- [MATERIAL TO PROCESS]

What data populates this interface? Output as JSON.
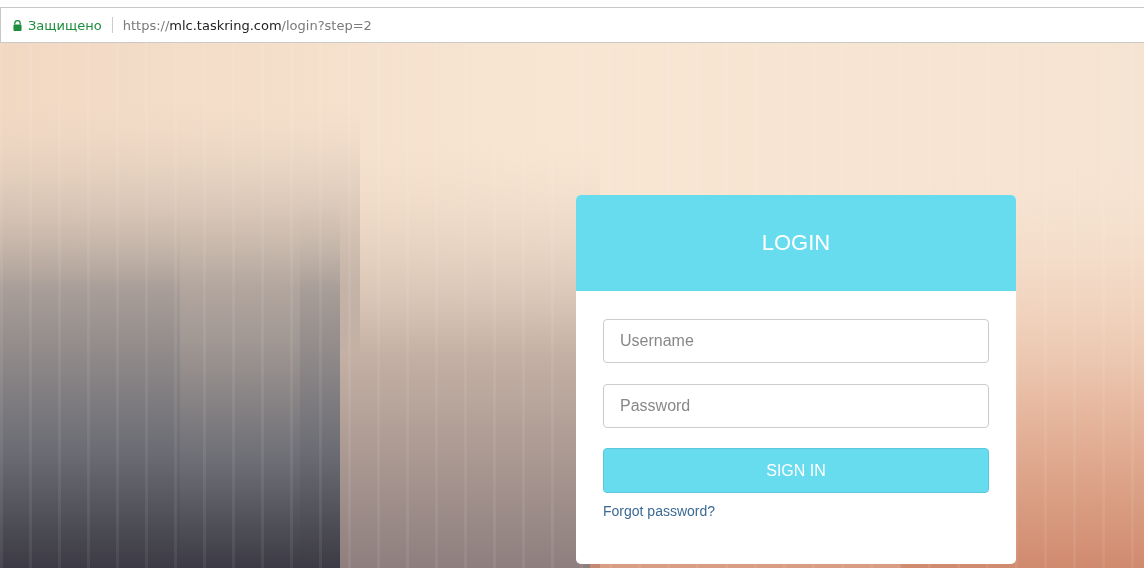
{
  "address_bar": {
    "security_label": "Защищено",
    "url": {
      "scheme": "https://",
      "host": "mlc.taskring.com",
      "path": "/login?step=2"
    }
  },
  "login_card": {
    "title": "LOGIN",
    "fields": [
      {
        "placeholder": "Username"
      },
      {
        "placeholder": "Password"
      }
    ],
    "submit_button": "SIGN IN",
    "forgot_link": "Forgot password?"
  }
}
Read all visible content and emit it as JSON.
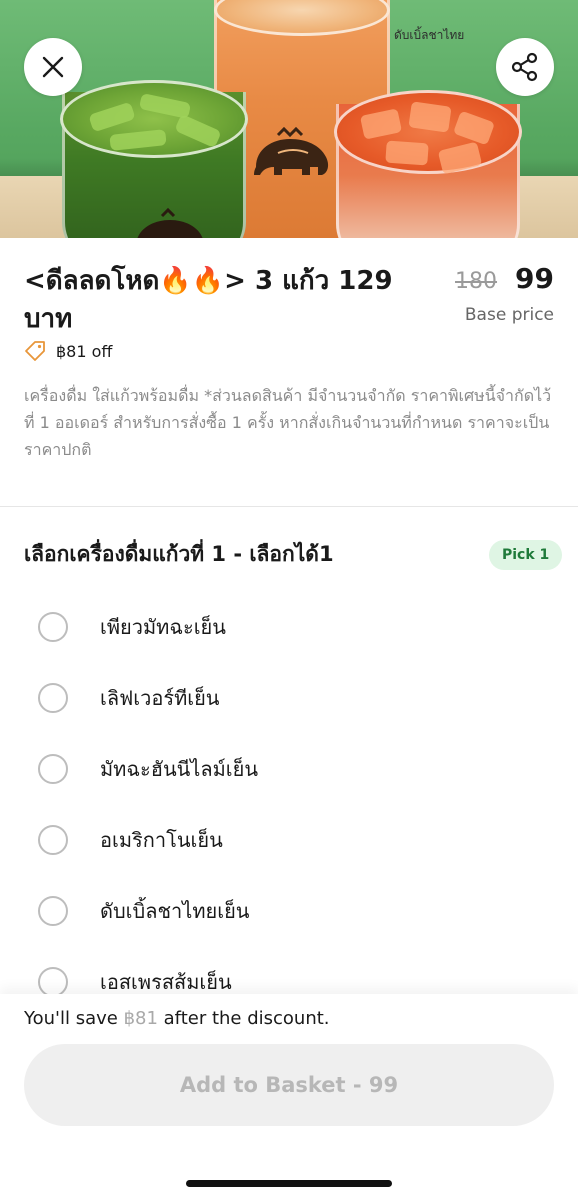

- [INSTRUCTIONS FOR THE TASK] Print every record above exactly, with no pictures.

- [EXERCISE SOLUTION]
What data populates this interface? Output as JSON.
{
  "address_bar": {
    "security_label": "Защищено",
    "url": {
      "scheme": "https://",
      "host": "mlc.taskring.com",
      "path": "/login?step=2"
    }
  },
  "login_card": {
    "title": "LOGIN",
    "fields": [
      {
        "placeholder": "Username"
      },
      {
        "placeholder": "Password"
      }
    ],
    "submit_button": "SIGN IN",
    "forgot_link": "Forgot password?"
  }
}
Read all visible content and emit it as JSON.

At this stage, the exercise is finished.